I have mocked up a simplified version of the robot to experiment with the rigging all the linkage. Fortunately adding the armatures and constraints was easier than expected. It is controlled by two empties, one to locate the head X-Y position and one to rotate the base on the Z axis.
@ pauljs75 Thanks for sharing your test rig, it’s good that you can control the position and rotation from one control bone, I haven’t quite worked out how it works yet but might have a deeper look later. Not sure what to do about the dependency cycle though.
I kept my rig very simple, the main part is the 3 bone armature for the vertical / horizontal arms and the head, the arms have rotation restricted to set degrees on one axis and an IK to follow the head position empty. The small head bone has a rotation constraint to keep it horizontal. The linkage and piston are separate armatures with IK constraints that are parented to and follow the various pivots driven from the main arm.
@ajcdfin I had a look at my rig, no warnings in the console, but the target for the piston bone had moved causing it to rotate out of position in the animation.
@robbur - You peaked my interest on this machine, I just had to give it a try, 1 armature w/9 bones, 7 of the 9 have constraints (1 IK), no ‘Emptys’, didn’t include that pink cylinder.

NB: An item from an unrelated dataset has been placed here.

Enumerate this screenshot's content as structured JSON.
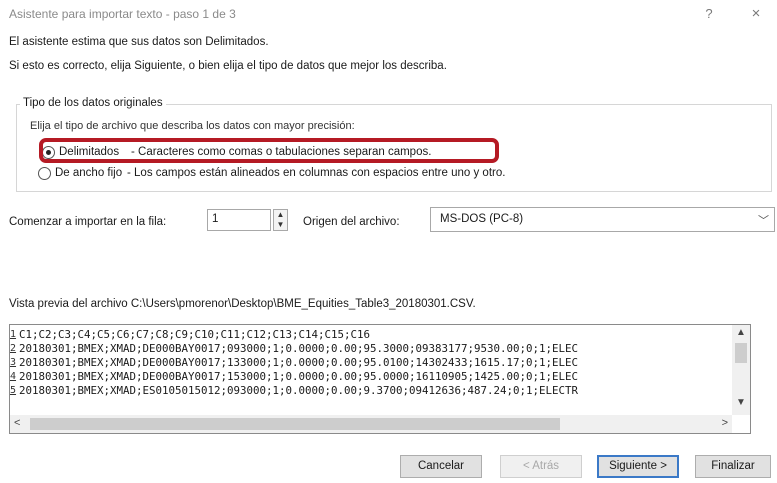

From looking at your gif, it looks good.
Odd… In regards to that one rig, it’s not throwing the error on my computer. But then again I may have made some minor changes since uploading it for comparison. Yet something with follow target still isn’t behaving right, works 98% of the motion but still has jitters that don’t make much sense to me. The main movement however is using an IK rig, and the IK bone is also setup with a follow-path constraint. So the two bones for point A and B are for hooks that define where the path ends are. (Animating the offset on the constraint, rather than the animation time on the path. As that seems to be in a place that makes more sense for this.) It’s a little more flexible as you can even animate where the A and B travel points are, so it’s not just one endpoint but two. (With a bit of cleverness in the timeline you could leapfrog them around with constant keyframes.) For some odd reason the path has to be offset from where it actually affects the travel, so that’s why I hid it off on another layer. I suppose a duplicate path in the “correct” position (in the visual sense) would still make it clear what’s going on though. (However I feel it’s probably intrusive to keep discussing it here, since this really should be robbur’s robot. The rig for these things is likely worth a thread over at Animation & Rigging.)
By the way, the steel frame building and palletizer robot are looking pretty neat. Going to put in other stuff like fork-lift bots and industrial shelving too? Also those little safety cage things (not really a cage, but a tube structure that lets you know where to stay clear) and warning lights, along with the floor markings? (Maybe I’m probably a bit early in mentioning that stuff though.)